The average age at death for RA patients in a cohort that enrolled patients between 1986 and 1998 was 76.7 years (95% CI 75-78.1), while for a cohort that enrolled patients between 2002 and 2012, the average age of death was 86.7 (95% CI 84.1-89.5), according toSam Norton, PhD, of King’s College in London.
Patients with rheumatoid arthritis (RA) have an increased incidence of diastolic dysfunction, which may further raise their already high risk for congestive heart failure, a meta-analysis suggested.
Patients with RA have double the incidence of heart failure compared with the larger population, and this finding has prompted interest in determining the origins of heart failure in these patients.
The FDA has expanded the black box warning to the label of the rheumatoid arthritis drug leflunomide (Arava) to include possible fatal liver damage.
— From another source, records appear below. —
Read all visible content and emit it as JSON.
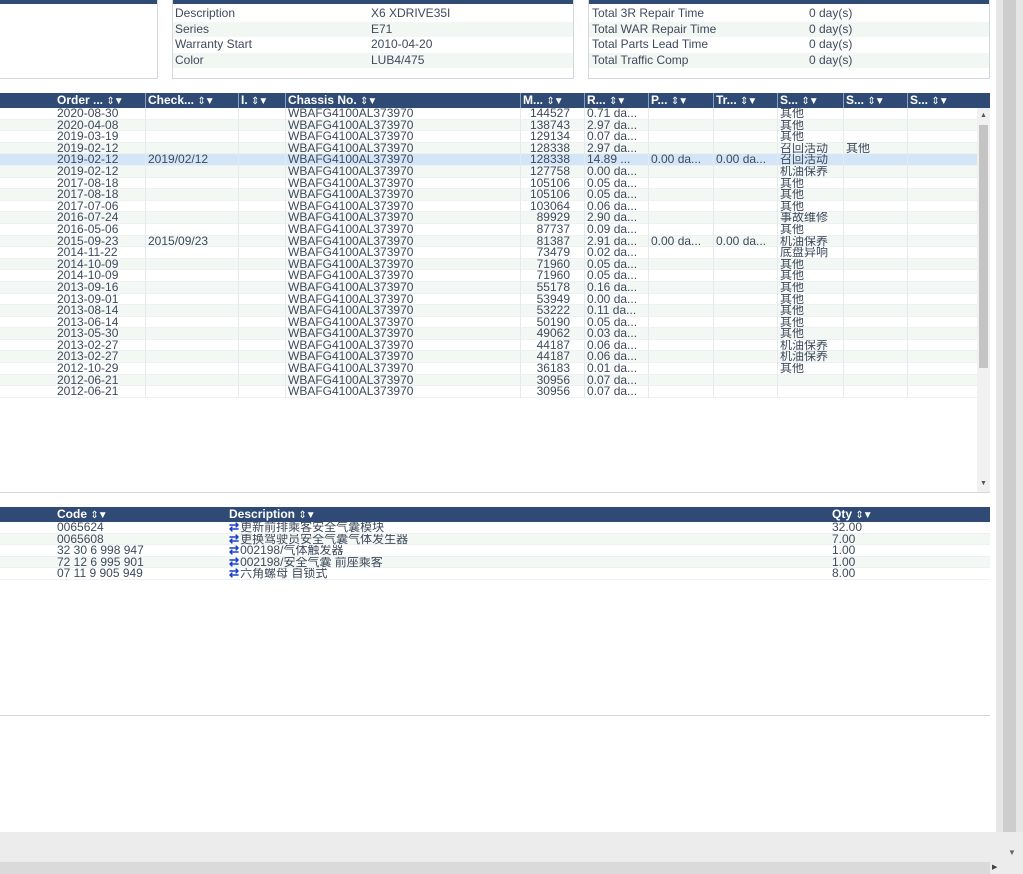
{
  "vehicle_info": {
    "rows": [
      {
        "label": "Description",
        "value": "X6 XDRIVE35I"
      },
      {
        "label": "Series",
        "value": "E71"
      },
      {
        "label": "Warranty Start",
        "value": "2010-04-20"
      },
      {
        "label": "Color",
        "value": "LUB4/475"
      }
    ]
  },
  "totals": {
    "rows": [
      {
        "label": "Total 3R Repair Time",
        "value": "0 day(s)"
      },
      {
        "label": "Total WAR Repair Time",
        "value": "0 day(s)"
      },
      {
        "label": "Total Parts Lead Time",
        "value": "0 day(s)"
      },
      {
        "label": "Total Traffic Comp",
        "value": "0 day(s)"
      }
    ]
  },
  "orders": {
    "headers": [
      "Order ...",
      "Check...",
      "I.",
      "Chassis No.",
      "M...",
      "R...",
      "P...",
      "Tr...",
      "S...",
      "S...",
      "S..."
    ],
    "sort_glyph": "⇕▼",
    "rows": [
      [
        "2020-08-30",
        "",
        "",
        "WBAFG4100AL373970",
        "144527",
        "0.71 da...",
        "",
        "",
        "其他",
        "",
        ""
      ],
      [
        "2020-04-08",
        "",
        "",
        "WBAFG4100AL373970",
        "138743",
        "2.97 da...",
        "",
        "",
        "其他",
        "",
        ""
      ],
      [
        "2019-03-19",
        "",
        "",
        "WBAFG4100AL373970",
        "129134",
        "0.07 da...",
        "",
        "",
        "其他",
        "",
        ""
      ],
      [
        "2019-02-12",
        "",
        "",
        "WBAFG4100AL373970",
        "128338",
        "2.97 da...",
        "",
        "",
        "召回活动",
        "其他",
        ""
      ],
      [
        "2019-02-12",
        "2019/02/12",
        "",
        "WBAFG4100AL373970",
        "128338",
        "14.89 ...",
        "0.00 da...",
        "0.00 da...",
        "召回活动",
        "",
        ""
      ],
      [
        "2019-02-12",
        "",
        "",
        "WBAFG4100AL373970",
        "127758",
        "0.00 da...",
        "",
        "",
        "机油保养",
        "",
        ""
      ],
      [
        "2017-08-18",
        "",
        "",
        "WBAFG4100AL373970",
        "105106",
        "0.05 da...",
        "",
        "",
        "其他",
        "",
        ""
      ],
      [
        "2017-08-18",
        "",
        "",
        "WBAFG4100AL373970",
        "105106",
        "0.05 da...",
        "",
        "",
        "其他",
        "",
        ""
      ],
      [
        "2017-07-06",
        "",
        "",
        "WBAFG4100AL373970",
        "103064",
        "0.06 da...",
        "",
        "",
        "其他",
        "",
        ""
      ],
      [
        "2016-07-24",
        "",
        "",
        "WBAFG4100AL373970",
        "89929",
        "2.90 da...",
        "",
        "",
        "事故维修",
        "",
        ""
      ],
      [
        "2016-05-06",
        "",
        "",
        "WBAFG4100AL373970",
        "87737",
        "0.09 da...",
        "",
        "",
        "其他",
        "",
        ""
      ],
      [
        "2015-09-23",
        "2015/09/23",
        "",
        "WBAFG4100AL373970",
        "81387",
        "2.91 da...",
        "0.00 da...",
        "0.00 da...",
        "机油保养",
        "",
        ""
      ],
      [
        "2014-11-22",
        "",
        "",
        "WBAFG4100AL373970",
        "73479",
        "0.02 da...",
        "",
        "",
        "底盘异响",
        "",
        ""
      ],
      [
        "2014-10-09",
        "",
        "",
        "WBAFG4100AL373970",
        "71960",
        "0.05 da...",
        "",
        "",
        "其他",
        "",
        ""
      ],
      [
        "2014-10-09",
        "",
        "",
        "WBAFG4100AL373970",
        "71960",
        "0.05 da...",
        "",
        "",
        "其他",
        "",
        ""
      ],
      [
        "2013-09-16",
        "",
        "",
        "WBAFG4100AL373970",
        "55178",
        "0.16 da...",
        "",
        "",
        "其他",
        "",
        ""
      ],
      [
        "2013-09-01",
        "",
        "",
        "WBAFG4100AL373970",
        "53949",
        "0.00 da...",
        "",
        "",
        "其他",
        "",
        ""
      ],
      [
        "2013-08-14",
        "",
        "",
        "WBAFG4100AL373970",
        "53222",
        "0.11 da...",
        "",
        "",
        "其他",
        "",
        ""
      ],
      [
        "2013-06-14",
        "",
        "",
        "WBAFG4100AL373970",
        "50190",
        "0.05 da...",
        "",
        "",
        "其他",
        "",
        ""
      ],
      [
        "2013-05-30",
        "",
        "",
        "WBAFG4100AL373970",
        "49062",
        "0.03 da...",
        "",
        "",
        "其他",
        "",
        ""
      ],
      [
        "2013-02-27",
        "",
        "",
        "WBAFG4100AL373970",
        "44187",
        "0.06 da...",
        "",
        "",
        "机油保养",
        "",
        ""
      ],
      [
        "2013-02-27",
        "",
        "",
        "WBAFG4100AL373970",
        "44187",
        "0.06 da...",
        "",
        "",
        "机油保养",
        "",
        ""
      ],
      [
        "2012-10-29",
        "",
        "",
        "WBAFG4100AL373970",
        "36183",
        "0.01 da...",
        "",
        "",
        "其他",
        "",
        ""
      ],
      [
        "2012-06-21",
        "",
        "",
        "WBAFG4100AL373970",
        "30956",
        "0.07 da...",
        "",
        "",
        "",
        "",
        ""
      ],
      [
        "2012-06-21",
        "",
        "",
        "WBAFG4100AL373970",
        "30956",
        "0.07 da...",
        "",
        "",
        "",
        "",
        ""
      ]
    ],
    "selected_index": 4
  },
  "parts": {
    "headers": [
      "Code",
      "Description",
      "Qty"
    ],
    "swap_glyph": "⇄",
    "rows": [
      [
        "0065624",
        "更新前排乘客安全气囊模块",
        "32.00"
      ],
      [
        "0065608",
        "更换驾驶员安全气囊气体发生器",
        "7.00"
      ],
      [
        "32 30 6 998 947",
        "002198/气体触发器",
        "1.00"
      ],
      [
        "72 12 6 995 901",
        "002198/安全气囊 前座乘客",
        "1.00"
      ],
      [
        "07 11 9 905 949",
        "六角螺母 自锁式",
        "8.00"
      ]
    ]
  },
  "icons": {
    "sort": "sort-filter-icon",
    "swap": "swap-arrows-icon",
    "scroll_up": "scroll-up-arrow-icon",
    "scroll_down": "scroll-down-arrow-icon",
    "scroll_right": "scroll-right-arrow-icon"
  },
  "colors": {
    "header_bg": "#2f4a74",
    "selected_row": "#d2e6f7",
    "alt_row": "#f4f8f5",
    "swap_icon": "#1a3fc8"
  }
}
The agency received 49 adverse event reports — including instances of jaundice, coagulopathy, encephalopathy, and 14 fatalities — about the drug from August 2002 to May 2009. Of the patients reporting adverse events, 36 were hospitalized.